▶ _BRIEF_
Which lines run from the line containing "Extract the structured" through the end of the records below? Reproduce them exactly, and nothing else.
<<<<
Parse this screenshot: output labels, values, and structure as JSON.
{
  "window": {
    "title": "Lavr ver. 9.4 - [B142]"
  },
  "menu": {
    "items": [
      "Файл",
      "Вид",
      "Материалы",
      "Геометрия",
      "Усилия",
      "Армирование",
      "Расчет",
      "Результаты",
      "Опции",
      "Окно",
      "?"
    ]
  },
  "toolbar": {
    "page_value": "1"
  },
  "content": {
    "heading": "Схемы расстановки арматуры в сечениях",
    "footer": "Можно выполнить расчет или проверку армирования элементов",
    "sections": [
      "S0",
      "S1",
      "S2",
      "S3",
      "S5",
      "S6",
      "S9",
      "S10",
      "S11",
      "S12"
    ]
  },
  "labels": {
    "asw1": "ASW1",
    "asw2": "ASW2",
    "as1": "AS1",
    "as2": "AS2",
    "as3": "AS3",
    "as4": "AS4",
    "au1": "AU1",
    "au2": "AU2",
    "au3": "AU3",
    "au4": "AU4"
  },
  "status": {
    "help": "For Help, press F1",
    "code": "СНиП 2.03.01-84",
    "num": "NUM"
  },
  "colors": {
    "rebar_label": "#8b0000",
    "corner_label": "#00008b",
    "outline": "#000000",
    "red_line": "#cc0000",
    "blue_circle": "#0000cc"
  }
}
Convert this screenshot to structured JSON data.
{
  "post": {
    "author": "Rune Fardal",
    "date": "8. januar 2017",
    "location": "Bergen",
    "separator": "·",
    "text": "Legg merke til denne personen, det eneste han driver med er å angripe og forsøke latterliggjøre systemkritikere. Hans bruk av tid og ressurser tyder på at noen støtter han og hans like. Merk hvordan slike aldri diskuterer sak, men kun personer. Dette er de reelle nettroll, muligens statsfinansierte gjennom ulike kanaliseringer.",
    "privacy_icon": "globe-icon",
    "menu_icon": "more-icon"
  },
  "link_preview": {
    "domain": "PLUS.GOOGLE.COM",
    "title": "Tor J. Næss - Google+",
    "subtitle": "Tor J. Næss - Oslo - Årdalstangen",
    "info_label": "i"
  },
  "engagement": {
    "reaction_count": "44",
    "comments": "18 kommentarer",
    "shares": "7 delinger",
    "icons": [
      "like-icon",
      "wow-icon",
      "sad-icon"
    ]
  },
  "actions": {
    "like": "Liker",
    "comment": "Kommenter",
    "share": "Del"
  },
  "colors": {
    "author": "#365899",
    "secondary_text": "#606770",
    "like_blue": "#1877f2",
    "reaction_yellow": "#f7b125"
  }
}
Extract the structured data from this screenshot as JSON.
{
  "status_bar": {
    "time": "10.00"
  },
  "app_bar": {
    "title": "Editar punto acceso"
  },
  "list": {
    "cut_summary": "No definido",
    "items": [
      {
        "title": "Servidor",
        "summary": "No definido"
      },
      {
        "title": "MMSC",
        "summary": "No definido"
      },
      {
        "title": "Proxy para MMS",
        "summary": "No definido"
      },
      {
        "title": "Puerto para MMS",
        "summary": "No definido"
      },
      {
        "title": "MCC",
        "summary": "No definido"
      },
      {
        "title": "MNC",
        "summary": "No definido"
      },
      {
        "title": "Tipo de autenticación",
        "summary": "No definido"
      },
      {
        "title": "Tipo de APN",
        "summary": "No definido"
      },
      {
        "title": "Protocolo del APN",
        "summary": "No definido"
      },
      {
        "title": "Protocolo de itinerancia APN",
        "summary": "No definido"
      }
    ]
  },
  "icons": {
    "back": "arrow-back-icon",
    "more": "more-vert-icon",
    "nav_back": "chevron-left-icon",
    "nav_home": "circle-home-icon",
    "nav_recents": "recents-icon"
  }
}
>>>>
▶ _WRITTEN ANSWER_
Extract the structured data from this screenshot as JSON.
{
  "status_bar": {
    "time": "10.00"
  },
  "app_bar": {
    "title": "Editar punto acceso"
  },
  "list": {
    "cut_summary": "No definido",
    "items": [
      {
        "title": "Servidor",
        "summary": "No definido"
      },
      {
        "title": "MMSC",
        "summary": "No definido"
      },
      {
        "title": "Proxy para MMS",
        "summary": "No definido"
      },
      {
        "title": "Puerto para MMS",
        "summary": "No definido"
      },
      {
        "title": "MCC",
        "summary": "No definido"
      },
      {
        "title": "MNC",
        "summary": "No definido"
      },
      {
        "title": "Tipo de autenticación",
        "summary": "No definido"
      },
      {
        "title": "Tipo de APN",
        "summary": "No definido"
      },
      {
        "title": "Protocolo del APN",
        "summary": "No definido"
      },
      {
        "title": "Protocolo de itinerancia APN",
        "summary": "No definido"
      }
    ]
  },
  "icons": {
    "back": "arrow-back-icon",
    "more": "more-vert-icon",
    "nav_back": "chevron-left-icon",
    "nav_home": "circle-home-icon",
    "nav_recents": "recents-icon"
  }
}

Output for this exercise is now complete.